Items from an interface collection:
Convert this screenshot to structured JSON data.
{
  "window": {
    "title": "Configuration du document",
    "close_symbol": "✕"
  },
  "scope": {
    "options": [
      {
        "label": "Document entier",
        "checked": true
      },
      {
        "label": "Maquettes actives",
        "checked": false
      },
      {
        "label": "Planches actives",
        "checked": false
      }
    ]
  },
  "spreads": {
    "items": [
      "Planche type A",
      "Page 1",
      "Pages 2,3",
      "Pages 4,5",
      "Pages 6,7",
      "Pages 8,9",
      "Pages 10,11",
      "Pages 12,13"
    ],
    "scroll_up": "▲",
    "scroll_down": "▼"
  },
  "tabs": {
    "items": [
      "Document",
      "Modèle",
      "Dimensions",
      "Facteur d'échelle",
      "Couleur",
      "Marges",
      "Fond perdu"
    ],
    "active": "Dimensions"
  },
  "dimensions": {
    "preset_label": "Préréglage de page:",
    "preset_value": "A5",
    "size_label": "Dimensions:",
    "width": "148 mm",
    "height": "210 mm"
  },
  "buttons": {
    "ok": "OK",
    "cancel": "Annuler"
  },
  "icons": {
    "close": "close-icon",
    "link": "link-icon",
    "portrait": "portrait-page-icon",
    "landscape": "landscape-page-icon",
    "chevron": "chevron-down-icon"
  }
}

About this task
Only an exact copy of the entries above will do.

Answer to this exercise
Convert this screenshot to structured JSON data.
{
  "window": {
    "title": "Configuration du document",
    "close_symbol": "✕"
  },
  "scope": {
    "options": [
      {
        "label": "Document entier",
        "checked": true
      },
      {
        "label": "Maquettes actives",
        "checked": false
      },
      {
        "label": "Planches actives",
        "checked": false
      }
    ]
  },
  "spreads": {
    "items": [
      "Planche type A",
      "Page 1",
      "Pages 2,3",
      "Pages 4,5",
      "Pages 6,7",
      "Pages 8,9",
      "Pages 10,11",
      "Pages 12,13"
    ],
    "scroll_up": "▲",
    "scroll_down": "▼"
  },
  "tabs": {
    "items": [
      "Document",
      "Modèle",
      "Dimensions",
      "Facteur d'échelle",
      "Couleur",
      "Marges",
      "Fond perdu"
    ],
    "active": "Dimensions"
  },
  "dimensions": {
    "preset_label": "Préréglage de page:",
    "preset_value": "A5",
    "size_label": "Dimensions:",
    "width": "148 mm",
    "height": "210 mm"
  },
  "buttons": {
    "ok": "OK",
    "cancel": "Annuler"
  },
  "icons": {
    "close": "close-icon",
    "link": "link-icon",
    "portrait": "portrait-page-icon",
    "landscape": "landscape-page-icon",
    "chevron": "chevron-down-icon"
  }
}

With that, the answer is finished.